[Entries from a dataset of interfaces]
┏━━
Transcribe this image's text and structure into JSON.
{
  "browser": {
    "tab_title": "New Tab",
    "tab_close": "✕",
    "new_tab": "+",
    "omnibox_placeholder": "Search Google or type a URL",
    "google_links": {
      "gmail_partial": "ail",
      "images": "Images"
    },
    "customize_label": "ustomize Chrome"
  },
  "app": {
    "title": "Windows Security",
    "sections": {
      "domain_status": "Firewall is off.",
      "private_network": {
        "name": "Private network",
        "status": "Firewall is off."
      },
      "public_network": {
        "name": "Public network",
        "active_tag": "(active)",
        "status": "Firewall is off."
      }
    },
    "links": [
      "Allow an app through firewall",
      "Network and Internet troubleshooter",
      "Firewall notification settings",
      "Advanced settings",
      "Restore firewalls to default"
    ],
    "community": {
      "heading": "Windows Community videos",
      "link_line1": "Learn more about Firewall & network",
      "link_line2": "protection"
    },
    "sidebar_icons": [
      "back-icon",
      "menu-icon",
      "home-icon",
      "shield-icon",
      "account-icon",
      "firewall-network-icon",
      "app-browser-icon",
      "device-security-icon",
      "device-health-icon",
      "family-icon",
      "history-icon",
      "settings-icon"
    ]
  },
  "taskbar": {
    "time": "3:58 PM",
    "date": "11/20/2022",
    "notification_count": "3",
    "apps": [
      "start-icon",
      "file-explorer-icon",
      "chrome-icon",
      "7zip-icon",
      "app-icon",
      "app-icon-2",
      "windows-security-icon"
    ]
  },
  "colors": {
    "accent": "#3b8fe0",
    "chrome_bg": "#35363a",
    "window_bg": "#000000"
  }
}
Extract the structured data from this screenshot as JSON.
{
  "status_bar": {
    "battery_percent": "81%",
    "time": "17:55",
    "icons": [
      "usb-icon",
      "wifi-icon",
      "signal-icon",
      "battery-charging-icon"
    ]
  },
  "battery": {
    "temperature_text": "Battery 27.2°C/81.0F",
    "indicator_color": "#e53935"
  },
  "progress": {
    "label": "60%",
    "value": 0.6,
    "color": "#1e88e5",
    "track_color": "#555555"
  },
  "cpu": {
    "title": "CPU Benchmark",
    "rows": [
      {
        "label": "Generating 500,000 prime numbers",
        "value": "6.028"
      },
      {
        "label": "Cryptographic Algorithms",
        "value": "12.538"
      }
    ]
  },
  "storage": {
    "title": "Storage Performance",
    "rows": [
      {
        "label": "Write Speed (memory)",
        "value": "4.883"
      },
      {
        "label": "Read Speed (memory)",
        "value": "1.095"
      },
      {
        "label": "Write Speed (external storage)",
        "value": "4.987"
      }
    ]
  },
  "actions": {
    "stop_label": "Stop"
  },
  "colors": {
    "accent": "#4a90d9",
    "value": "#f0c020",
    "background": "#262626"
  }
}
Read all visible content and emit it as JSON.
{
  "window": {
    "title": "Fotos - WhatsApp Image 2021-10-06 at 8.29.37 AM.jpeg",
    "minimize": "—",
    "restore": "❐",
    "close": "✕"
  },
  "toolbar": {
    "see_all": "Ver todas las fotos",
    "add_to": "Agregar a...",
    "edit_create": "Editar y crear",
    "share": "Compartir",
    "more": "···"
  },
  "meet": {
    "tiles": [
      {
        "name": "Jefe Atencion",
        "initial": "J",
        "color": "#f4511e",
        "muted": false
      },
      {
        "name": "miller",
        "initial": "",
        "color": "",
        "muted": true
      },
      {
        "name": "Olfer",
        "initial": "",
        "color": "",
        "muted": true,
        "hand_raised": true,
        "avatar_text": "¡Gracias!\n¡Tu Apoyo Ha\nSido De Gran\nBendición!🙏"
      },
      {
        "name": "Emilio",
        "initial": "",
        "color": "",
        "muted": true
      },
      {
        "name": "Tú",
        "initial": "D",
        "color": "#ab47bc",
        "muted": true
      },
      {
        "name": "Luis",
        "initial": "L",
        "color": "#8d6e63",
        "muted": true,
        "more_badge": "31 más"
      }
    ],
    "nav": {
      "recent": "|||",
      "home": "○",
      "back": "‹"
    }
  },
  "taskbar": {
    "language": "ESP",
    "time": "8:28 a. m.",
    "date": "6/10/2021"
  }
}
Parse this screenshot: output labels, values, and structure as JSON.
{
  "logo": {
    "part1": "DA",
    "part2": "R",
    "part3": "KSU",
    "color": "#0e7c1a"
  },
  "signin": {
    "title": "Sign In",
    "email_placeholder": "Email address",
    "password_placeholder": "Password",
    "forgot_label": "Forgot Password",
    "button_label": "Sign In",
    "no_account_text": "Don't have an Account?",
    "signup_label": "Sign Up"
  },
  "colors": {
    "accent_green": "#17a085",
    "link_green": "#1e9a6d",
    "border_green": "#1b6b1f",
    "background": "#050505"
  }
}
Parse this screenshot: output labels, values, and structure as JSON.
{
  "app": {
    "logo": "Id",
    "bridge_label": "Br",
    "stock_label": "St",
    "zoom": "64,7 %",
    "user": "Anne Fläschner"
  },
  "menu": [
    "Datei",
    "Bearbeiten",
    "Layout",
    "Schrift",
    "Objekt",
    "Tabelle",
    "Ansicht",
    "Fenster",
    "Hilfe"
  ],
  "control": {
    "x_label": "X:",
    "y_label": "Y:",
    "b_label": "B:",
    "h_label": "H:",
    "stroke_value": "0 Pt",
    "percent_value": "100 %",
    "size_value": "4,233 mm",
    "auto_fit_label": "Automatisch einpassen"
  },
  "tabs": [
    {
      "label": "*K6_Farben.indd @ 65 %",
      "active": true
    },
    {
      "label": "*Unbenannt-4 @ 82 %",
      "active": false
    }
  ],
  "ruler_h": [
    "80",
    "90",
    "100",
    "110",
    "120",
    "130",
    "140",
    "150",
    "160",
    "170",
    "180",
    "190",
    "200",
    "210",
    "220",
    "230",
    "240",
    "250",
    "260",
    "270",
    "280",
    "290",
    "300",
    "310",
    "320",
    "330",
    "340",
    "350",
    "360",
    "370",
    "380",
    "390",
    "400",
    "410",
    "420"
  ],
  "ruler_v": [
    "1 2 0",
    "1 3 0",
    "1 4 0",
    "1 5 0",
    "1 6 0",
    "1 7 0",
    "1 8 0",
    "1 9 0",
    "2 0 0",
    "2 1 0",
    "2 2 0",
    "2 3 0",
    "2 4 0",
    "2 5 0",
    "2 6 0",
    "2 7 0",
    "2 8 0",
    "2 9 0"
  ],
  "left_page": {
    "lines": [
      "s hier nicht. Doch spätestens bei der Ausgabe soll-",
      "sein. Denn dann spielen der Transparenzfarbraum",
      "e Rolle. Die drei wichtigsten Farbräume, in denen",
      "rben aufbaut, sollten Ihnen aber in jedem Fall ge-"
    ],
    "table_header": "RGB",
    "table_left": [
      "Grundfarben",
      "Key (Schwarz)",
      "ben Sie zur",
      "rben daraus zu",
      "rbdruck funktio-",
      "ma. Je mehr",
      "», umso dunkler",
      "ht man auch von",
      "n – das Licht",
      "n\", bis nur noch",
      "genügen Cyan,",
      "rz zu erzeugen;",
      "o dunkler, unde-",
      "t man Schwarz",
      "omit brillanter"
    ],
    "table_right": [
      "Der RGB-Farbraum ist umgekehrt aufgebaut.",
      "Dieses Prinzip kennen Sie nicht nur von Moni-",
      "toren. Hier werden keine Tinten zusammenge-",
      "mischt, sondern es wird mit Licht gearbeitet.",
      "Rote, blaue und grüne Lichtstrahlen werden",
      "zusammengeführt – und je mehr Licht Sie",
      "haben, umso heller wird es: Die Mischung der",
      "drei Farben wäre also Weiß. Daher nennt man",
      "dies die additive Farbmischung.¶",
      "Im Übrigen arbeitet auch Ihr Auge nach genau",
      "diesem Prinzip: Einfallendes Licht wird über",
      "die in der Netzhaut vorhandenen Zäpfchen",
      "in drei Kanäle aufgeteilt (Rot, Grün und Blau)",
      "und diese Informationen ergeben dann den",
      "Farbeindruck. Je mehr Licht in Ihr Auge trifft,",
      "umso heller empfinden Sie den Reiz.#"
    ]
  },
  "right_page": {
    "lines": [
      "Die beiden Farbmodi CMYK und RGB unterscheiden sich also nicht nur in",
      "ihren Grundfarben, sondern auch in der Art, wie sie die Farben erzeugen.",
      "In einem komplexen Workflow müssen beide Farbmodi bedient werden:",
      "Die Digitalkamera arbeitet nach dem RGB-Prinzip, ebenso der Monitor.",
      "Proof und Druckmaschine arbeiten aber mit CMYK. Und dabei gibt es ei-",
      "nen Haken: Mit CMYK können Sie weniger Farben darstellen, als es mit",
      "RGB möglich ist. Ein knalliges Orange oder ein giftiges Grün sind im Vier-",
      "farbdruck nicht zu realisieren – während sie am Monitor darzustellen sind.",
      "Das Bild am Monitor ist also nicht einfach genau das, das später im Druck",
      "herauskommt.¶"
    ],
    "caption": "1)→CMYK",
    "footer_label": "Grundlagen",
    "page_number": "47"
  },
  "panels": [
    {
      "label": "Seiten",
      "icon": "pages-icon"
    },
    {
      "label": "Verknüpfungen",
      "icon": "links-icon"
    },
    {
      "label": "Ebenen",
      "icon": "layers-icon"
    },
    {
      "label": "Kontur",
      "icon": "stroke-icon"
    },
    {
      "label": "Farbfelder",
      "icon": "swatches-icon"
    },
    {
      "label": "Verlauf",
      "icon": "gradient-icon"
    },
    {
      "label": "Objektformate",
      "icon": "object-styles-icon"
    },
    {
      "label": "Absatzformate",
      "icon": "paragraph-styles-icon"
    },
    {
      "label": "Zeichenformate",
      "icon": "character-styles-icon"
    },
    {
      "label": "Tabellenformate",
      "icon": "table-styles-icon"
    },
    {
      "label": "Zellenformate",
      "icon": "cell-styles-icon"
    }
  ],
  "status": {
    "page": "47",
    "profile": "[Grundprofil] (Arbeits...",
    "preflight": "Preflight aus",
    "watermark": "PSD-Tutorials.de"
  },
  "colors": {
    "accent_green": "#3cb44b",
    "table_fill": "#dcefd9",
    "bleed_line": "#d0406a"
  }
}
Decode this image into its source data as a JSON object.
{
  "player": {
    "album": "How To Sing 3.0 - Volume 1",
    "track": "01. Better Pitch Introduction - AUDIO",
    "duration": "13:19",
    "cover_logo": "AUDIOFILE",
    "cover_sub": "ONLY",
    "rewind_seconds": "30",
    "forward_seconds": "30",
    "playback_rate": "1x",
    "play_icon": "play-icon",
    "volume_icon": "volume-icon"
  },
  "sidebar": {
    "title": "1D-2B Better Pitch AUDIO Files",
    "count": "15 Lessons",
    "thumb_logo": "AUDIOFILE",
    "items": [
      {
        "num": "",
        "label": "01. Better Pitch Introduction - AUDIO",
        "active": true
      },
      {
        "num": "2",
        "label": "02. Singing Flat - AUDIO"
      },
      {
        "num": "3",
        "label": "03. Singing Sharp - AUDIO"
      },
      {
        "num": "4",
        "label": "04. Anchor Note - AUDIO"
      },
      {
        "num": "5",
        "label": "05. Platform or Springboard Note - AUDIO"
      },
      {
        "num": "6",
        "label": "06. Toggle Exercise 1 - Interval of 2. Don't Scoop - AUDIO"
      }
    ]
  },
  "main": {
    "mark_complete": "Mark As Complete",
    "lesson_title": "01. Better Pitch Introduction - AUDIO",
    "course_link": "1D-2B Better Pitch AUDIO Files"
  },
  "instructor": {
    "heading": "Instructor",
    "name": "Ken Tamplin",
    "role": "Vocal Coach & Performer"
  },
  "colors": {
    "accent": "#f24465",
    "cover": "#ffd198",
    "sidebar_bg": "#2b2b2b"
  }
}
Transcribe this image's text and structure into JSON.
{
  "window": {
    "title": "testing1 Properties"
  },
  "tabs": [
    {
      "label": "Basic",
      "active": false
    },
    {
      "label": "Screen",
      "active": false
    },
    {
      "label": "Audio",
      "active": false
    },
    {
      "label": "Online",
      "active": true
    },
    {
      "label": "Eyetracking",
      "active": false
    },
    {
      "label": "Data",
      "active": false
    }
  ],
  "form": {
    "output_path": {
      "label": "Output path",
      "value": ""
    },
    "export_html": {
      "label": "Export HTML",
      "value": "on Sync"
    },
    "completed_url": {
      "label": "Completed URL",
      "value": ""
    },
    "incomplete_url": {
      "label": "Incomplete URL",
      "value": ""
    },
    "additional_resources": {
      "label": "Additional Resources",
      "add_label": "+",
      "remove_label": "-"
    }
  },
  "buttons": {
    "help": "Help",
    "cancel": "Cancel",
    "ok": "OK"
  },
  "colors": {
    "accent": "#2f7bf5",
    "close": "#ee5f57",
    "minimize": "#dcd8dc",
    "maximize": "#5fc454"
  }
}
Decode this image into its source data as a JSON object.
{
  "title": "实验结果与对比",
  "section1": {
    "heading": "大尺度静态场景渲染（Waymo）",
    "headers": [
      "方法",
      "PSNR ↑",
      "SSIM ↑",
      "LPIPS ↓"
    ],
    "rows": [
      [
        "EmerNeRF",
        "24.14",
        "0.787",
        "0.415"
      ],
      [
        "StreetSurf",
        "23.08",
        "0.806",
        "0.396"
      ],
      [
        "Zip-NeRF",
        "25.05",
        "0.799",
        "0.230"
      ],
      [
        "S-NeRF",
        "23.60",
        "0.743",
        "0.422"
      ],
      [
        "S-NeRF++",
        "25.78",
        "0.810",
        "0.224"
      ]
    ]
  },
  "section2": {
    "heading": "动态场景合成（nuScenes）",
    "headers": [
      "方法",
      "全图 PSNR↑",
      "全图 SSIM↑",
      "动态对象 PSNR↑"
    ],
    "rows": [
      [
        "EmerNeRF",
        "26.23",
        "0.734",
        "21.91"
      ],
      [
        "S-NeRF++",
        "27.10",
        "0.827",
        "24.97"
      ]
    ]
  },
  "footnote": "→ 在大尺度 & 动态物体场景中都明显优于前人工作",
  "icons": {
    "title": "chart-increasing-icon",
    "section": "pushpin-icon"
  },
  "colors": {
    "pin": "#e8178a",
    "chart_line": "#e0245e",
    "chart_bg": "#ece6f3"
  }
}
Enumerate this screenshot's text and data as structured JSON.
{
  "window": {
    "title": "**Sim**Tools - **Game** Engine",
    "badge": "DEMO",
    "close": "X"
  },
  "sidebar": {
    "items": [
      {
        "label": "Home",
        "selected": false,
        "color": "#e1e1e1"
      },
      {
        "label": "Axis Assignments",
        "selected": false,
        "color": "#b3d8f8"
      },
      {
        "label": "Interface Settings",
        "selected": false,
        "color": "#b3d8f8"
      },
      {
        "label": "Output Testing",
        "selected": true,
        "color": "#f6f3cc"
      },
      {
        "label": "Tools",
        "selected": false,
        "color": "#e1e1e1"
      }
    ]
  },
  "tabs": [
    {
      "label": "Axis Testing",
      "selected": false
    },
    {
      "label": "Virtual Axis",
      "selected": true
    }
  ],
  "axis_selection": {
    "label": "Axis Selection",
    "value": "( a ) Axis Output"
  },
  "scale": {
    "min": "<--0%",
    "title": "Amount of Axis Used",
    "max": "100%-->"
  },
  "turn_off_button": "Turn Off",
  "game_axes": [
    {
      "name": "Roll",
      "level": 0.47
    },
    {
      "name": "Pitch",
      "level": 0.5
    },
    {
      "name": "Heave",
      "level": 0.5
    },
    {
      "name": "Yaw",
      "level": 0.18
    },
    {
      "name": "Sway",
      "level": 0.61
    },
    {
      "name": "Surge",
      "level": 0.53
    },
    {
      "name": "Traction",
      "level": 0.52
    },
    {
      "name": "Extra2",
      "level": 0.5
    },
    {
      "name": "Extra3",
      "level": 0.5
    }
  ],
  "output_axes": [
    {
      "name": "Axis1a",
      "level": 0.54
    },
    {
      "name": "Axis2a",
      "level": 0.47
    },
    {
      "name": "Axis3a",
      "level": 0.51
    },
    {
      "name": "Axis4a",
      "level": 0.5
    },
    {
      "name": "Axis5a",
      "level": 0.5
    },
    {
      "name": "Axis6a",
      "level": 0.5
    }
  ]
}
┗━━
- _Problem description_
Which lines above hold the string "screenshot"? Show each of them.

- _Response to this exercise_
Extract the structured data from this screenshot as JSON.
Parse this screenshot: output labels, values, and structure as JSON.
Parse this screenshot: output labels, values, and structure as JSON.
Enumerate this screenshot's text and data as structured JSON.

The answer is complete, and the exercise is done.